━━━ SUPPLIED RECORDS ━━━

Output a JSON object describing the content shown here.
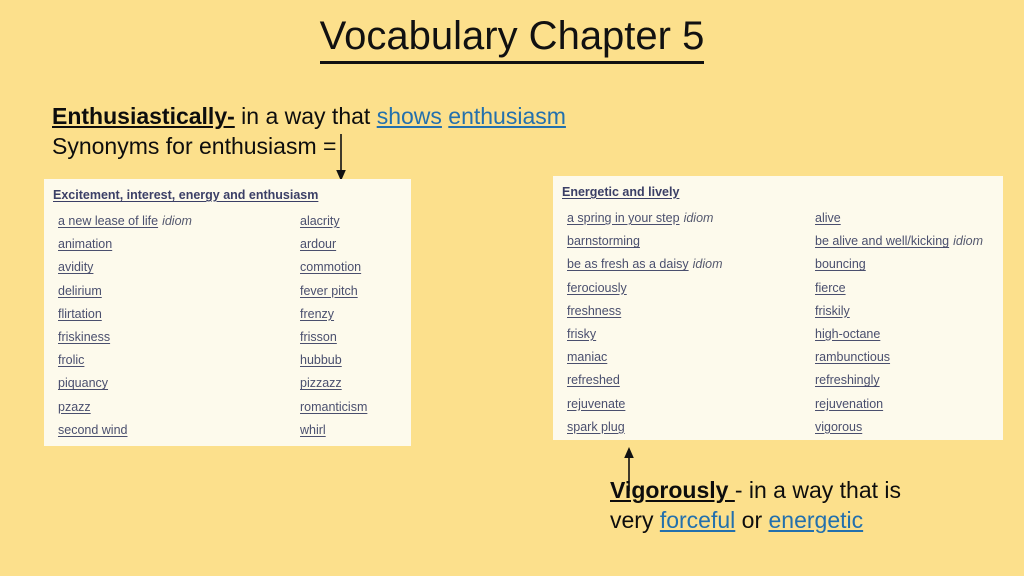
{
  "slide": {
    "title": "Vocabulary Chapter 5",
    "background_color": "#fce08c",
    "panel_color": "#fdfaec",
    "link_color": "#2370ad",
    "thesaurus_link_color": "#4a4f6e",
    "thesaurus_header_color": "#3b3f66"
  },
  "intro": {
    "term": "Enthusiastically-",
    "definition_text": " in a way that ",
    "link_1": "shows",
    "link_space": " ",
    "link_2": "enthusiasm",
    "line2": "Synonyms for enthusiasm ="
  },
  "bottom": {
    "term": "Vigorously ",
    "dash": "- ",
    "definition_text": "in a way that is",
    "line2_prefix": "very ",
    "link_1": "forceful",
    "line2_middle": " or ",
    "link_2": "energetic"
  },
  "left_panel": {
    "header": "Excitement, interest, energy and enthusiasm",
    "column_1": [
      {
        "word": "a new lease of life",
        "tag": "idiom"
      },
      {
        "word": "animation",
        "tag": ""
      },
      {
        "word": "avidity",
        "tag": ""
      },
      {
        "word": "delirium",
        "tag": ""
      },
      {
        "word": "flirtation",
        "tag": ""
      },
      {
        "word": "friskiness",
        "tag": ""
      },
      {
        "word": "frolic",
        "tag": ""
      },
      {
        "word": "piquancy",
        "tag": ""
      },
      {
        "word": "pzazz",
        "tag": ""
      },
      {
        "word": "second wind",
        "tag": ""
      }
    ],
    "column_2": [
      {
        "word": "alacrity",
        "tag": ""
      },
      {
        "word": "ardour",
        "tag": ""
      },
      {
        "word": "commotion",
        "tag": ""
      },
      {
        "word": "fever pitch",
        "tag": ""
      },
      {
        "word": "frenzy",
        "tag": ""
      },
      {
        "word": "frisson",
        "tag": ""
      },
      {
        "word": "hubbub",
        "tag": ""
      },
      {
        "word": "pizzazz",
        "tag": ""
      },
      {
        "word": "romanticism",
        "tag": ""
      },
      {
        "word": "whirl",
        "tag": ""
      }
    ]
  },
  "right_panel": {
    "header": "Energetic and lively",
    "column_1": [
      {
        "word": "a spring in your step",
        "tag": "idiom"
      },
      {
        "word": "barnstorming",
        "tag": ""
      },
      {
        "word": "be as fresh as a daisy",
        "tag": "idiom"
      },
      {
        "word": "ferociously",
        "tag": ""
      },
      {
        "word": "freshness",
        "tag": ""
      },
      {
        "word": "frisky",
        "tag": ""
      },
      {
        "word": "maniac",
        "tag": ""
      },
      {
        "word": "refreshed",
        "tag": ""
      },
      {
        "word": "rejuvenate",
        "tag": ""
      },
      {
        "word": "spark plug",
        "tag": ""
      }
    ],
    "column_2": [
      {
        "word": "alive",
        "tag": ""
      },
      {
        "word": "be alive and well/kicking",
        "tag": "idiom"
      },
      {
        "word": "bouncing",
        "tag": ""
      },
      {
        "word": "fierce",
        "tag": ""
      },
      {
        "word": "friskily",
        "tag": ""
      },
      {
        "word": "high-octane",
        "tag": ""
      },
      {
        "word": "rambunctious",
        "tag": ""
      },
      {
        "word": "refreshingly",
        "tag": ""
      },
      {
        "word": "rejuvenation",
        "tag": ""
      },
      {
        "word": "vigorous",
        "tag": ""
      }
    ]
  }
}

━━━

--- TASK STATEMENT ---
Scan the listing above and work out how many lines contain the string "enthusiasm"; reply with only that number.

--- RESPONSE BELOW ---
3